U.S. stock-index futures turned lower on Wednesday, after the government reported the economy contracted more than expected in the first quarter and orders for durable goods unexpectedly declined in May.
The data had the economy contracting 2.9 percent in the first quarter, and durable goods off 1 percent last month.
"GDP is constantly being revised, so I don't put too much stock in that, but I was expecting durable goods would be picking up. It does not fit with a second-quarter increase in economic activity, so that's kind of a concern," said Paul Nolte, senior vice president, portfolio manager at Kingsview Asset Management in Chicago.
Bed Bath & Beyond—shares in which are down around 27 percent on the year—will report results after Wall Street closes.
The Treasury is scheduled to auction $35 billion in and $13 billion in two-year floating rate notes (FRNs). This follows a somewhat lackluster sale of on Tuesday.
Concerns over Iraq continue to weigh on global markets. There is little indication the country's leadership is responding to pressure by foreign leaders to reform government in an attempt to stem the Sunni insurgency. U.S. Secretary of State John Kerry was in Iraq's Kurdistan region on Tuesday, as Iraqi government forces fought militants for control of the country's biggest oil refinery.

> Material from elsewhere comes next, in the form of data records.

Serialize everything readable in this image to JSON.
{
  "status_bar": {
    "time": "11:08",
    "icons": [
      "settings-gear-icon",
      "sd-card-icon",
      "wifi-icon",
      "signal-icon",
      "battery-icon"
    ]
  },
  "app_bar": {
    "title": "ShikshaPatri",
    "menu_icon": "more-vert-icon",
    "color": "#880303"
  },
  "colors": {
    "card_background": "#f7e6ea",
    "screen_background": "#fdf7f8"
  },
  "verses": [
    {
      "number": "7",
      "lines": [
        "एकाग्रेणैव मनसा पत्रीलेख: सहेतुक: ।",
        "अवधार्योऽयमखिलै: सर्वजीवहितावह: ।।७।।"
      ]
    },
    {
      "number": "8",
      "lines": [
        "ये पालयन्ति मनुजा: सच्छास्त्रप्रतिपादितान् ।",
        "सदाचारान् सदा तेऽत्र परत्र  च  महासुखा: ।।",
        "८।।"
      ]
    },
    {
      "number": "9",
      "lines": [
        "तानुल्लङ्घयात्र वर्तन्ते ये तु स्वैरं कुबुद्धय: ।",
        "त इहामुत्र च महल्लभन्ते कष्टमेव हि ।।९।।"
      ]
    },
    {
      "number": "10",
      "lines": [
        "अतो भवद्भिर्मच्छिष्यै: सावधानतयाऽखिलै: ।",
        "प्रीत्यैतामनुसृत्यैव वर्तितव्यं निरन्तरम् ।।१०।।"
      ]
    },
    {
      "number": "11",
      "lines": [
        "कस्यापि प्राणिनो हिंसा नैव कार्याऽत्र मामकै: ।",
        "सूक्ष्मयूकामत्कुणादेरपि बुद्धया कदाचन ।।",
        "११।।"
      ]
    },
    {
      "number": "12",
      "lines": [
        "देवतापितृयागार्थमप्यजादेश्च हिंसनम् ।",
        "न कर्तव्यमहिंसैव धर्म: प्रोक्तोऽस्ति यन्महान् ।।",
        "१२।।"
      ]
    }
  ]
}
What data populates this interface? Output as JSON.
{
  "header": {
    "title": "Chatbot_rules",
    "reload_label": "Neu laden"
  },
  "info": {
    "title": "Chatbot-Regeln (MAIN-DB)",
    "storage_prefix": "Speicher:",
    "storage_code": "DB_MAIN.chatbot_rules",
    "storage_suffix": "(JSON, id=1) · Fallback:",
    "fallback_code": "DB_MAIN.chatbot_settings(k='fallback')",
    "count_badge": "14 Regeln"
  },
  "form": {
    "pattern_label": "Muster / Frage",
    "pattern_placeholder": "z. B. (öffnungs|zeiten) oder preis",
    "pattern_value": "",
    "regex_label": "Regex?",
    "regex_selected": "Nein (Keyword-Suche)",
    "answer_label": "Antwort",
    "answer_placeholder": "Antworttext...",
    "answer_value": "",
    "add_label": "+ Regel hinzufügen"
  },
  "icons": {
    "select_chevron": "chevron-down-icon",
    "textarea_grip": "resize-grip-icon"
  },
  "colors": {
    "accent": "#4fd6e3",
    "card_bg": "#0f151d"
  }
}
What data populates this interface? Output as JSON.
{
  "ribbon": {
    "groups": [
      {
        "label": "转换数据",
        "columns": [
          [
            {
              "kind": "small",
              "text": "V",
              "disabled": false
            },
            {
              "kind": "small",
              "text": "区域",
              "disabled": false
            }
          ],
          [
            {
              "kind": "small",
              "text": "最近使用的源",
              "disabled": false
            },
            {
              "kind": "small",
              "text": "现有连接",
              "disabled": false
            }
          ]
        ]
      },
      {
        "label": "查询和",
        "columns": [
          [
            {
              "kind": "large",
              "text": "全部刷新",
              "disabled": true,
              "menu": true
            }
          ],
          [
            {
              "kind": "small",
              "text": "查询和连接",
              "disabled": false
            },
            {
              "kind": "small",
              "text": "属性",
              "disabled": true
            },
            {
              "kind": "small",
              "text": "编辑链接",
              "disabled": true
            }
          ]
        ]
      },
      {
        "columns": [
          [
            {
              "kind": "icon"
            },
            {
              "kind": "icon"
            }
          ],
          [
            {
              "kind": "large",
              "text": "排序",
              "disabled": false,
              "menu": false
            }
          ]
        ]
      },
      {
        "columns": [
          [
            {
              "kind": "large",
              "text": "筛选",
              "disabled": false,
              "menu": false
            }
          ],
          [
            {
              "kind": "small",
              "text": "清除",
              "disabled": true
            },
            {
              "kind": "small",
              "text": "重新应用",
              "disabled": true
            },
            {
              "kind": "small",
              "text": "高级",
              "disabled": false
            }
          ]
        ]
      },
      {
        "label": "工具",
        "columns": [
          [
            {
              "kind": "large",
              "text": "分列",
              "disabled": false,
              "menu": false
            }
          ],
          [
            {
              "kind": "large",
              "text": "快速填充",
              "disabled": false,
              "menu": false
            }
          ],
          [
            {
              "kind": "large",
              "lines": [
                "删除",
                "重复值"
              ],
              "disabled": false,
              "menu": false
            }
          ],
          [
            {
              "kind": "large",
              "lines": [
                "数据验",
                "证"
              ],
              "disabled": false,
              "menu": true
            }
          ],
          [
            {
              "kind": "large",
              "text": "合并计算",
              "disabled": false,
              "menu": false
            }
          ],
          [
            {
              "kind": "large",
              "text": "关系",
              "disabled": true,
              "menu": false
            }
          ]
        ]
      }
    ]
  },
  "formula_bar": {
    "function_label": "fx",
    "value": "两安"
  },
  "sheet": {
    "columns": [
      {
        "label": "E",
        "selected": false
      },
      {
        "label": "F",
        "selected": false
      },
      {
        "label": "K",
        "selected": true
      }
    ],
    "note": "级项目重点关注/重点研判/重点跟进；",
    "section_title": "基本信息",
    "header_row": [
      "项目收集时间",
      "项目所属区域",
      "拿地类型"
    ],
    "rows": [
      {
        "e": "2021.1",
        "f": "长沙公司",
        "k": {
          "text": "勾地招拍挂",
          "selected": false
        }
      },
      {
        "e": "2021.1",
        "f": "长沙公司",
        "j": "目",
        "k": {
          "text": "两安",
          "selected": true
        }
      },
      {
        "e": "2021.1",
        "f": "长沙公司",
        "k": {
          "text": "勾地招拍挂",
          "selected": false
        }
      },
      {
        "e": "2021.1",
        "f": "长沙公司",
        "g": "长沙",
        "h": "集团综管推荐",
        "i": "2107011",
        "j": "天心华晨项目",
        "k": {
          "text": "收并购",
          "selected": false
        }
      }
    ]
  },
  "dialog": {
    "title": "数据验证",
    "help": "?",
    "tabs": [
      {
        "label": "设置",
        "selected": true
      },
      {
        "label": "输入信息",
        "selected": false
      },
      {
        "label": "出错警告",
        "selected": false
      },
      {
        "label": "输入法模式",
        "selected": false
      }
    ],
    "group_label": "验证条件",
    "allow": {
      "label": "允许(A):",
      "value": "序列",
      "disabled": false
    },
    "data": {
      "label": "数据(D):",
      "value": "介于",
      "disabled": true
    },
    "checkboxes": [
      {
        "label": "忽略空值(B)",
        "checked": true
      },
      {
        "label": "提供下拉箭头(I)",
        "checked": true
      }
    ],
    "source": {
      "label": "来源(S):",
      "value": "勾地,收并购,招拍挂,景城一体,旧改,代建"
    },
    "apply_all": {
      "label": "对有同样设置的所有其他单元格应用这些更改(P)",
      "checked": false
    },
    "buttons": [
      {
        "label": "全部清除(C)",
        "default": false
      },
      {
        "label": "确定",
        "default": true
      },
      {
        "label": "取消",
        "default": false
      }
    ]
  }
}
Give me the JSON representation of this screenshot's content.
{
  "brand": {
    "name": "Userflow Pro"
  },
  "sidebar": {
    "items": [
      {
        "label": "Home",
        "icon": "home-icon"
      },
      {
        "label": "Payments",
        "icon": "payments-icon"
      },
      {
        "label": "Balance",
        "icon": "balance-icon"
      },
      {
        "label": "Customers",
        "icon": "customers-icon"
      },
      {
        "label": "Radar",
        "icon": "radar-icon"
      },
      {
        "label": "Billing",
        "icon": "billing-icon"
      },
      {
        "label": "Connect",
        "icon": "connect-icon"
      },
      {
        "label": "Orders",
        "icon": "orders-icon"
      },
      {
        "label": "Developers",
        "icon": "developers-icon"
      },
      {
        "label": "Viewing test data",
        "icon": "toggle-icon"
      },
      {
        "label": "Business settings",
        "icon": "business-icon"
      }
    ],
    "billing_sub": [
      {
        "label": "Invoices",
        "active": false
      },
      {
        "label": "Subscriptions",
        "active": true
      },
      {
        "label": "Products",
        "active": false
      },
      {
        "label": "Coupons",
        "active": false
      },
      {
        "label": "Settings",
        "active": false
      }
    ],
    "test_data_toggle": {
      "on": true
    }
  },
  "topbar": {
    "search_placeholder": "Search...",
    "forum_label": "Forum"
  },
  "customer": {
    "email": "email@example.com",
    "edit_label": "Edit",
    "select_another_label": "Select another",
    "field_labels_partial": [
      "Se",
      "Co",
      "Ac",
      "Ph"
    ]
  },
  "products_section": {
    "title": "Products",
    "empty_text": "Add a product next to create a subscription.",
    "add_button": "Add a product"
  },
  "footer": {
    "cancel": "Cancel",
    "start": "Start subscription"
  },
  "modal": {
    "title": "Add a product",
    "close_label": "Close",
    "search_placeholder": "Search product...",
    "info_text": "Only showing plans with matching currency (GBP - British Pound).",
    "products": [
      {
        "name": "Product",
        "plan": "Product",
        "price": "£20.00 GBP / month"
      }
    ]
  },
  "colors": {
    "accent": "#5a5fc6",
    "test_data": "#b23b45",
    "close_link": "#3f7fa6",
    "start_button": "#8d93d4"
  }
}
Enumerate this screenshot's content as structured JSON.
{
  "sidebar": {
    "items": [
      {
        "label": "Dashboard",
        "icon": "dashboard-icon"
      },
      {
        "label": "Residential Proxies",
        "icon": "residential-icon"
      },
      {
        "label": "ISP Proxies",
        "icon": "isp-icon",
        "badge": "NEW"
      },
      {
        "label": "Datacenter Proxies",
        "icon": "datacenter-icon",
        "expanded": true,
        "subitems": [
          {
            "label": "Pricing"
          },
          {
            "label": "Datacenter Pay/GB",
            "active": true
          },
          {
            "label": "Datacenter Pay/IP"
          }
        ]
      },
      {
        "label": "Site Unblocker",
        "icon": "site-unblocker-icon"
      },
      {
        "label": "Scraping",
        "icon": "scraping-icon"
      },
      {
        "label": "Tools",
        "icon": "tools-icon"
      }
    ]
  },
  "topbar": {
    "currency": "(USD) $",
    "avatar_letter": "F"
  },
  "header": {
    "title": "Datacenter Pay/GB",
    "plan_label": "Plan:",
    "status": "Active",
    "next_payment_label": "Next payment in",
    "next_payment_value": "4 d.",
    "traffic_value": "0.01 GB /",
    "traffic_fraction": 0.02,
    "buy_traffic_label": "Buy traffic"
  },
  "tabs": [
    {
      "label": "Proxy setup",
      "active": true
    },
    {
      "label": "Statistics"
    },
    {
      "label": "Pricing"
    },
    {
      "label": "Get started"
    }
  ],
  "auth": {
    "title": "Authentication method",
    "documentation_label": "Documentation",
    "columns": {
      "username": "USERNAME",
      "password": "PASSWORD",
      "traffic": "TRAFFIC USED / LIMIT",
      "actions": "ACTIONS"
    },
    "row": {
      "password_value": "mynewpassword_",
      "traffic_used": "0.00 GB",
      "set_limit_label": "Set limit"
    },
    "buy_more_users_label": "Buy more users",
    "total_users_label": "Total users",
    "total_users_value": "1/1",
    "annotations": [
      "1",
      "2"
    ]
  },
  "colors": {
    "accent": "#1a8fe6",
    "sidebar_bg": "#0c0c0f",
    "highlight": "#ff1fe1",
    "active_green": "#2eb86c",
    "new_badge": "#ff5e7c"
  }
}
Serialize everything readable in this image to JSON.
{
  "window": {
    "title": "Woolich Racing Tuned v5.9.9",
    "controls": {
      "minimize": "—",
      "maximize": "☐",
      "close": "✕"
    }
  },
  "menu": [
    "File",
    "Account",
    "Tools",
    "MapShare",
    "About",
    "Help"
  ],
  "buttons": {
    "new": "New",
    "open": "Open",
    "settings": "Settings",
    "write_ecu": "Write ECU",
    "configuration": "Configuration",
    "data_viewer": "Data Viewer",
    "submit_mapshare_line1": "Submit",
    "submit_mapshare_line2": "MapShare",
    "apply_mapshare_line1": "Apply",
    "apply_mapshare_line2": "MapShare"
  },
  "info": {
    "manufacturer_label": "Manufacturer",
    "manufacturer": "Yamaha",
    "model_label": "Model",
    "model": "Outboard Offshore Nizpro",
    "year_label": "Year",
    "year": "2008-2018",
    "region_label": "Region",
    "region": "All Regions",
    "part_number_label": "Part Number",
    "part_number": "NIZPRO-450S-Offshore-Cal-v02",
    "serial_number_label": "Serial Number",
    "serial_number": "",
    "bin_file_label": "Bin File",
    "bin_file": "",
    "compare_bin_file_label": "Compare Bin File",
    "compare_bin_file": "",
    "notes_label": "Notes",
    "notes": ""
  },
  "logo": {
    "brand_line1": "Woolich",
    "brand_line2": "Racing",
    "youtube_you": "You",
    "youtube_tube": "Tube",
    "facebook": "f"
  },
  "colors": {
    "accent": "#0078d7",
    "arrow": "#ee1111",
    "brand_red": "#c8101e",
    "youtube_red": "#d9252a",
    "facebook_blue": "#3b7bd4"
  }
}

The Dow Jones Industrial Average posted its biggest one-day drop in a month on Tuesday, despite a raft of positive data. Consumer confidence surged more than expected in June, new home sales for May rose more than forecast and the S&P/Case-Shiller home price index showed a 10.8 percent annual increase.